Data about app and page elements
::::::
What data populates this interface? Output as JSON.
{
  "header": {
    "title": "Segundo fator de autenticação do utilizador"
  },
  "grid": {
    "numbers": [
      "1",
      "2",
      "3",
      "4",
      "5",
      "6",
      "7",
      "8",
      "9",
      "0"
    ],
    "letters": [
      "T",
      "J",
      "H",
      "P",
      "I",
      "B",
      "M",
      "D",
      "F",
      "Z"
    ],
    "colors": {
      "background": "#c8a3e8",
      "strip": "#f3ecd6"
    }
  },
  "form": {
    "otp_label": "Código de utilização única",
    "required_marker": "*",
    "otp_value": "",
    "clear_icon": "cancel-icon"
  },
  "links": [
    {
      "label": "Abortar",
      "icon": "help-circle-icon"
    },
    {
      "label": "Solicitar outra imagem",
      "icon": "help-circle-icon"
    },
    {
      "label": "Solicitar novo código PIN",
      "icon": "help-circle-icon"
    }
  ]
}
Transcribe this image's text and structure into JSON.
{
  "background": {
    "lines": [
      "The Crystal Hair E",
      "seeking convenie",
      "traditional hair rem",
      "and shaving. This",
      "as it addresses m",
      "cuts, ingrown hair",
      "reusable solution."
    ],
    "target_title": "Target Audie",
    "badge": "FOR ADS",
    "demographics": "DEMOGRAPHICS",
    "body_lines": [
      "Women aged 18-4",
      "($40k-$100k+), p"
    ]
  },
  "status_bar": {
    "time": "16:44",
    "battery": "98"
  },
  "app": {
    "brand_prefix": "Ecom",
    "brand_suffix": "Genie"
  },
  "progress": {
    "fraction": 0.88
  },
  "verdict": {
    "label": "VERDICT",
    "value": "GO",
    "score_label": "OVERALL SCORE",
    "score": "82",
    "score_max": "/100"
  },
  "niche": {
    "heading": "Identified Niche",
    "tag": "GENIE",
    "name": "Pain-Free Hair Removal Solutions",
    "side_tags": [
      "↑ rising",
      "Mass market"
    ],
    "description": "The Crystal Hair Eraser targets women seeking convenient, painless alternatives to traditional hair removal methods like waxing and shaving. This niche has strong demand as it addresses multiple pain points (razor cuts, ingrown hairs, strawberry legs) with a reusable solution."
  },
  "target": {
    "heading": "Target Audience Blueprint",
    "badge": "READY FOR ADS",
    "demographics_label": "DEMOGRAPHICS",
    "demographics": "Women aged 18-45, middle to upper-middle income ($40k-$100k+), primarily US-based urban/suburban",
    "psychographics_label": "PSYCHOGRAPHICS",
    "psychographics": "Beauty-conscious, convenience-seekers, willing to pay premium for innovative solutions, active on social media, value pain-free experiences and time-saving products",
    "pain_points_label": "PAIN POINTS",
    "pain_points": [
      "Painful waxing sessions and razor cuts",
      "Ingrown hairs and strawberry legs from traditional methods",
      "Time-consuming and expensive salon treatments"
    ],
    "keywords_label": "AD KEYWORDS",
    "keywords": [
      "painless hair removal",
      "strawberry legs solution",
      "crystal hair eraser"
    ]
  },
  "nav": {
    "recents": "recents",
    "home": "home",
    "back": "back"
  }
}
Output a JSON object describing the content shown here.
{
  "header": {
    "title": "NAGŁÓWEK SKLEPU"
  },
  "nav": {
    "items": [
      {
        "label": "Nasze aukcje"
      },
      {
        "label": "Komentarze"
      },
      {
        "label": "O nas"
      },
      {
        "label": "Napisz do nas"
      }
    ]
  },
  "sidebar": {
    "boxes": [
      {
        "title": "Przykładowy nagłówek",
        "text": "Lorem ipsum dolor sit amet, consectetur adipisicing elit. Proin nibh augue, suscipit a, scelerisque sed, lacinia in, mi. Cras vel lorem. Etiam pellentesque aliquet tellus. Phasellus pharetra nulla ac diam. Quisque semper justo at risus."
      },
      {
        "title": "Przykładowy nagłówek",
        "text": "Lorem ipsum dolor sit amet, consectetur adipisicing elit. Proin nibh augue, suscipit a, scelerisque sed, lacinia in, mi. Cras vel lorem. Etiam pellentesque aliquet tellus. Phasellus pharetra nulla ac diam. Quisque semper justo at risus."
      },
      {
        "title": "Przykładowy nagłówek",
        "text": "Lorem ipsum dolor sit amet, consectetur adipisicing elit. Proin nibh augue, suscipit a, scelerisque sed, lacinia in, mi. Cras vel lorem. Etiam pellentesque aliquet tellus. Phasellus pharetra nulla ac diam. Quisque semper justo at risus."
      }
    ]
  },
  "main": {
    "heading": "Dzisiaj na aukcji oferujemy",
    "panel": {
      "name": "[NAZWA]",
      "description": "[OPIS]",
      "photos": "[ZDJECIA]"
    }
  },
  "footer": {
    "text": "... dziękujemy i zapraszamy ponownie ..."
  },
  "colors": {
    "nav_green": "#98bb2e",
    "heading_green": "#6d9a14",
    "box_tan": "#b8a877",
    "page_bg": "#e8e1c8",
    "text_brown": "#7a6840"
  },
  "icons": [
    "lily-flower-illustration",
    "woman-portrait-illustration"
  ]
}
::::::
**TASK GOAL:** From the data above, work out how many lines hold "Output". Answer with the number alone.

**RESPONSE BOX:** 2